How Germany will legalize cannabis was leaked to the RND newspaper group this past week. If signed into law, this means Germans will be able to buy, sell, and grow legal cannabis.
The leaked plan also suggests the Germans will limit advertising and ban any promotion of consumption.
How Germany Will Legalize Cannabis
How Germany will legalize cannabis has been on many people’s minds since the centre-left coalition came to power last year. German bureaucrats have been visiting US legal states like California to understand how to legalize cannabis successfully.
Interestingly, when Chancellor Olaf Scholz visited Canada recently, cannabis legalization was not one of the topics discussed.
The plan circulating German halls of government is more incremental than comprehensive. Still, it’s a significant step compared to European countries decriminalizing cannabis (like Portugal).

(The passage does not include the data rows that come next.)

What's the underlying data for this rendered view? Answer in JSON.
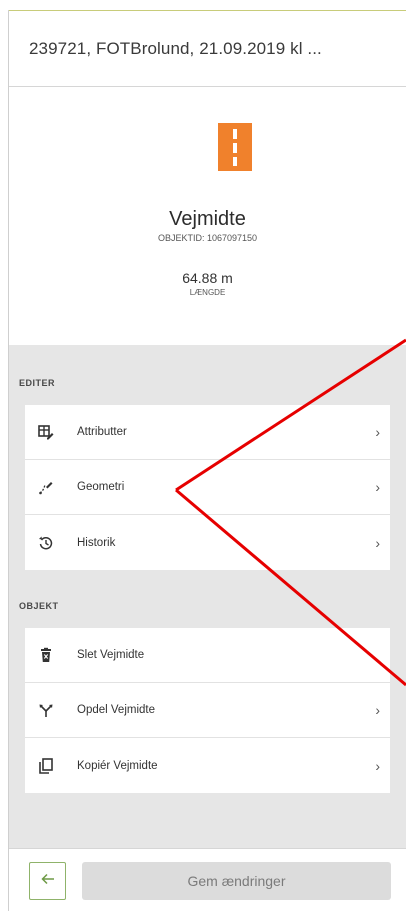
{
  "header": {
    "title": "239721, FOTBrolund, 21.09.2019 kl ..."
  },
  "object": {
    "name": "Vejmidte",
    "id_label": "OBJEKTID: 1067097150",
    "length_value": "64.88 m",
    "length_label": "LÆNGDE",
    "icon": "road-icon",
    "icon_color": "#f0812c"
  },
  "sections": {
    "edit": {
      "title": "EDITER",
      "items": [
        {
          "label": "Attributter",
          "icon": "table-edit-icon",
          "chevron": "›"
        },
        {
          "label": "Geometri",
          "icon": "geometry-pen-icon",
          "chevron": "›"
        },
        {
          "label": "Historik",
          "icon": "history-icon",
          "chevron": "›"
        }
      ]
    },
    "object": {
      "title": "OBJEKT",
      "items": [
        {
          "label": "Slet Vejmidte",
          "icon": "trash-icon",
          "chevron": ""
        },
        {
          "label": "Opdel Vejmidte",
          "icon": "split-icon",
          "chevron": "›"
        },
        {
          "label": "Kopiér Vejmidte",
          "icon": "copy-icon",
          "chevron": "›"
        }
      ]
    }
  },
  "footer": {
    "back_icon": "arrow-left-icon",
    "save_label": "Gem ændringer"
  },
  "annotation_color": "#e60000"
}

Germany is the wealthiest and most populous European Union nation. How Germany will legalize cannabis is just as important as when.
The German coalition government promised legalization in November 2021.
Details of the Plan
The leaked paper results from an inquiry by Germany’s commissioner on narcotic drugs. Like the Canadian “task force” leading up to legalization, the German government appointed their own task force. Burkhard Blienert addressed the issue.
The Blienert plan would legalize the purchase and possession of up to 20 grams of cannabis by adults. The plan also permits Germans to cultivate two cannabis plants per household.
It proposes Germans who want to sell cannabis can do so in licensed specialty shops and pharmacies. (Pharmacies are better equipped to handle rural areas, says the paper).
Unlike Canada, the Germans are interested in having these specialty shops double as consumption centres. There is also talk about “coffee shops” like in Amsterdam.
As part of their “public health” approach to legalization, the Blienert plan recommends a THC potency cap of 15 percent.
Interestingly, they also recommend a different age-restricted THC cap for young adults. If you’re over 18 but under 21, the law will prevent you from purchasing cannabis with over 10 percent THC.
The United Nations Single Convention on Narcotic Drugs from 1961 prevents nation-states from legalizing cannabis.
Uruguay and Canada ignored the Convention when they legalized cannabis. The situation is a little more complicated in Germany since they are also signatories to European laws preventing cannabis legalization.
The Blienert plan recommends producing and selling cannabis exclusively in Germany to get around this issue.
How Germany will legalize cannabis will no doubt be a shock to the large Canadian producers who hoped to be the supplier of cannabis in Germany.
Criticisms of How Germany Will Legalize Cannabis
Germany’s government is a coalition of left-wing political parties. The Blienert plan accommodates all the different interests in how Germany will legalize cannabis.
But as the saying goes, you can’t please all the people all the time.
Kristine Lütke, a politician in the three parties of the ruling coalition, took to Twitter to voice her dissent. Calling the THC caps and different rules for young adults “Unnecessarily restrictive!”
She tweeted that these rules “will drive consumers to the black market. A disaster for youth, health & consumer protection.”
Others are more welcoming of the Blienert plan but expect parliament to change some details on how Germany will legalize cannabis.
As of this publication, the Health Ministry of the coalition government has not released an official statement on the Blienert plan to legalize cannabis.